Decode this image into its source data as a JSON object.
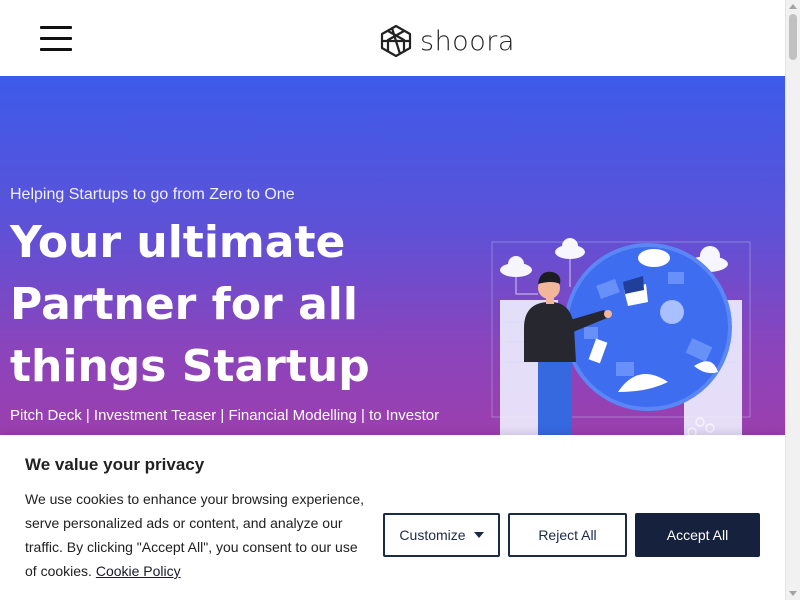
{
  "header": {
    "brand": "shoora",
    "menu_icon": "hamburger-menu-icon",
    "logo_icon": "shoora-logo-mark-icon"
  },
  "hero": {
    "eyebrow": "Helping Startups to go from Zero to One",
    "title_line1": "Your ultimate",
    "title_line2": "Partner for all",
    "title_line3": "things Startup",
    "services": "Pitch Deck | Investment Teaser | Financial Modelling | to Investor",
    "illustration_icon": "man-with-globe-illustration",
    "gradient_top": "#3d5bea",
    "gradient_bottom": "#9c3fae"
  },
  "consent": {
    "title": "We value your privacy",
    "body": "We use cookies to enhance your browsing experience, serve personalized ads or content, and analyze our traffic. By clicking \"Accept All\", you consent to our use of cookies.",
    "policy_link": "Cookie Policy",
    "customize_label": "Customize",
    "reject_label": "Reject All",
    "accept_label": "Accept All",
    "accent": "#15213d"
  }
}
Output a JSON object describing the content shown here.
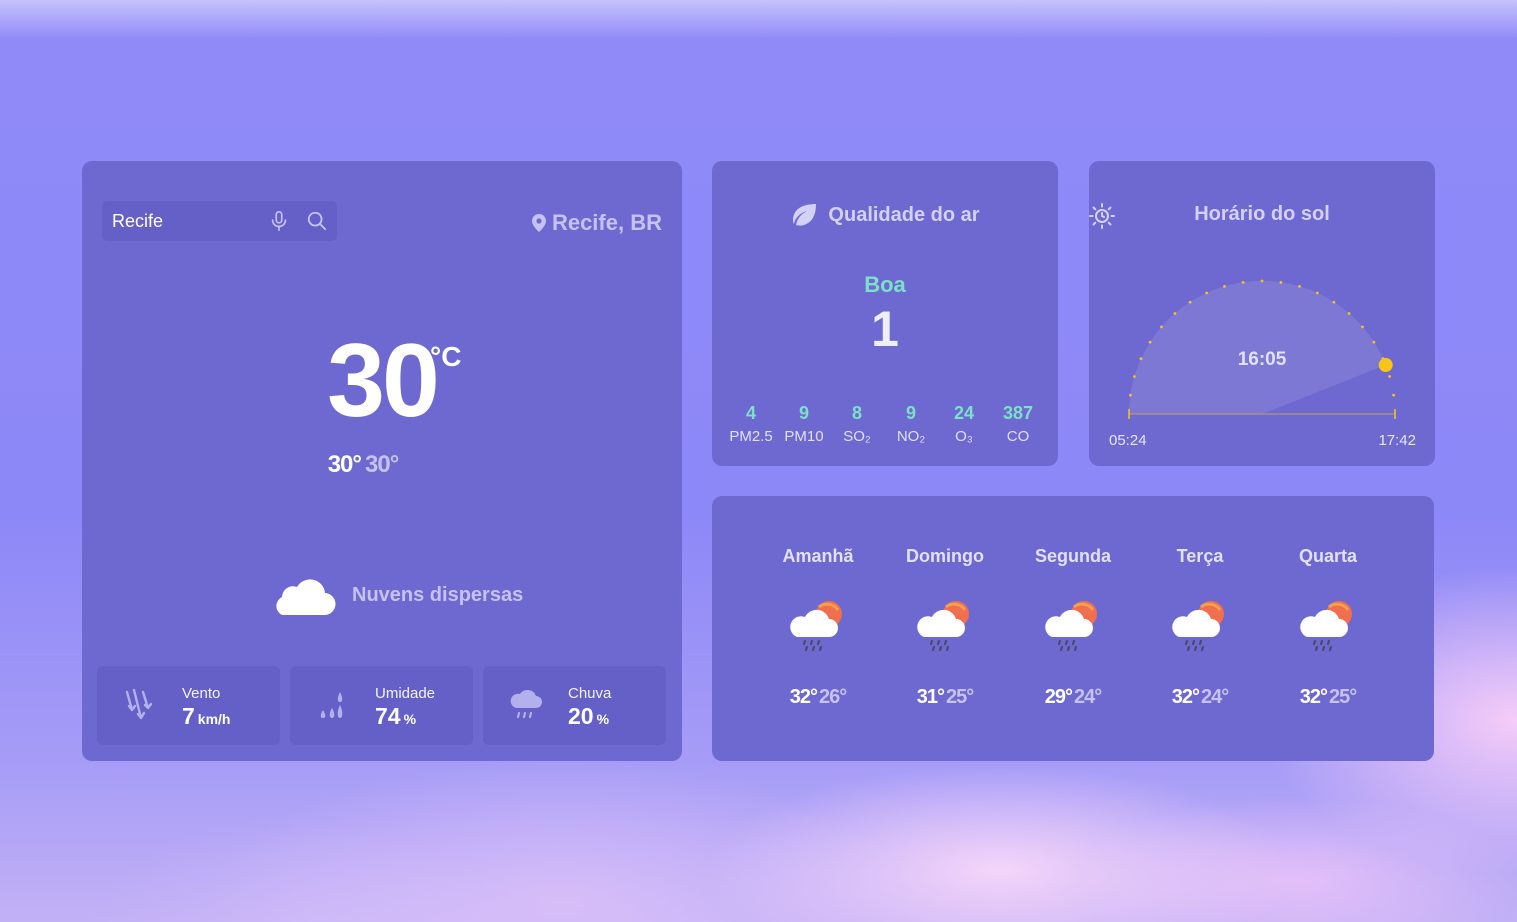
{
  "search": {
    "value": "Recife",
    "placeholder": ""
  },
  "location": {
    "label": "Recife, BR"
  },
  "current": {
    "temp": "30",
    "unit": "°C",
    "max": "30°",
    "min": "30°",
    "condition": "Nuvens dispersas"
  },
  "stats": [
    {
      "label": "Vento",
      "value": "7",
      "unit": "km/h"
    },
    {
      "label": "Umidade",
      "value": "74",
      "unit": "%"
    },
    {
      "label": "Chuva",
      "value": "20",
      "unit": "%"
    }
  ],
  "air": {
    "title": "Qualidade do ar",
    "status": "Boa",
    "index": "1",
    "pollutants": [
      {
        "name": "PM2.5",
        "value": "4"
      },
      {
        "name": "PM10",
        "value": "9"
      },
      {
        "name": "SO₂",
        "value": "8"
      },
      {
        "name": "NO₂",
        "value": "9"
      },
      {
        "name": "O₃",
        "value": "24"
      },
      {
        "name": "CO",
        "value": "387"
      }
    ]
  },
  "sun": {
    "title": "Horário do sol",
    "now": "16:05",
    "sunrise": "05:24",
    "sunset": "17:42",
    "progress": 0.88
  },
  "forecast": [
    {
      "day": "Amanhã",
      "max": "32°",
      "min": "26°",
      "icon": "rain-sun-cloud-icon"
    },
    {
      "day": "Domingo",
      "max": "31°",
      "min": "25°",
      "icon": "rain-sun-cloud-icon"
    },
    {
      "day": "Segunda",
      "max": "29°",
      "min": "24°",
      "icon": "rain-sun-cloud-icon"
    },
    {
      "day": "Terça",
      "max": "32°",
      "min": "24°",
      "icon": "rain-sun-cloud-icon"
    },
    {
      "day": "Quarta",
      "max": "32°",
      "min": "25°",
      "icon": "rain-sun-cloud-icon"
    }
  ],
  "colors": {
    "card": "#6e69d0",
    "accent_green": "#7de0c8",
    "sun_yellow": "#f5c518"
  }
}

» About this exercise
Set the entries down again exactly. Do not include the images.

» Output
Decode this image into its source data as a JSON object.
{
  "header": {
    "brand": "shoora",
    "menu_icon": "hamburger-menu-icon",
    "logo_icon": "shoora-logo-mark-icon"
  },
  "hero": {
    "eyebrow": "Helping Startups to go from Zero to One",
    "title_line1": "Your ultimate",
    "title_line2": "Partner for all",
    "title_line3": "things Startup",
    "services": "Pitch Deck | Investment Teaser | Financial Modelling | to Investor",
    "illustration_icon": "man-with-globe-illustration",
    "gradient_top": "#3d5bea",
    "gradient_bottom": "#9c3fae"
  },
  "consent": {
    "title": "We value your privacy",
    "body": "We use cookies to enhance your browsing experience, serve personalized ads or content, and analyze our traffic. By clicking \"Accept All\", you consent to our use of cookies.",
    "policy_link": "Cookie Policy",
    "customize_label": "Customize",
    "reject_label": "Reject All",
    "accept_label": "Accept All",
    "accent": "#15213d"
  }
}
Output a JSON object describing the content shown here.
{
  "search": {
    "value": "Recife",
    "placeholder": ""
  },
  "location": {
    "label": "Recife, BR"
  },
  "current": {
    "temp": "30",
    "unit": "°C",
    "max": "30°",
    "min": "30°",
    "condition": "Nuvens dispersas"
  },
  "stats": [
    {
      "label": "Vento",
      "value": "7",
      "unit": "km/h"
    },
    {
      "label": "Umidade",
      "value": "74",
      "unit": "%"
    },
    {
      "label": "Chuva",
      "value": "20",
      "unit": "%"
    }
  ],
  "air": {
    "title": "Qualidade do ar",
    "status": "Boa",
    "index": "1",
    "pollutants": [
      {
        "name": "PM2.5",
        "value": "4"
      },
      {
        "name": "PM10",
        "value": "9"
      },
      {
        "name": "SO₂",
        "value": "8"
      },
      {
        "name": "NO₂",
        "value": "9"
      },
      {
        "name": "O₃",
        "value": "24"
      },
      {
        "name": "CO",
        "value": "387"
      }
    ]
  },
  "sun": {
    "title": "Horário do sol",
    "now": "16:05",
    "sunrise": "05:24",
    "sunset": "17:42",
    "progress": 0.88
  },
  "forecast": [
    {
      "day": "Amanhã",
      "max": "32°",
      "min": "26°",
      "icon": "rain-sun-cloud-icon"
    },
    {
      "day": "Domingo",
      "max": "31°",
      "min": "25°",
      "icon": "rain-sun-cloud-icon"
    },
    {
      "day": "Segunda",
      "max": "29°",
      "min": "24°",
      "icon": "rain-sun-cloud-icon"
    },
    {
      "day": "Terça",
      "max": "32°",
      "min": "24°",
      "icon": "rain-sun-cloud-icon"
    },
    {
      "day": "Quarta",
      "max": "32°",
      "min": "25°",
      "icon": "rain-sun-cloud-icon"
    }
  ],
  "colors": {
    "card": "#6e69d0",
    "accent_green": "#7de0c8",
    "sun_yellow": "#f5c518"
  }
}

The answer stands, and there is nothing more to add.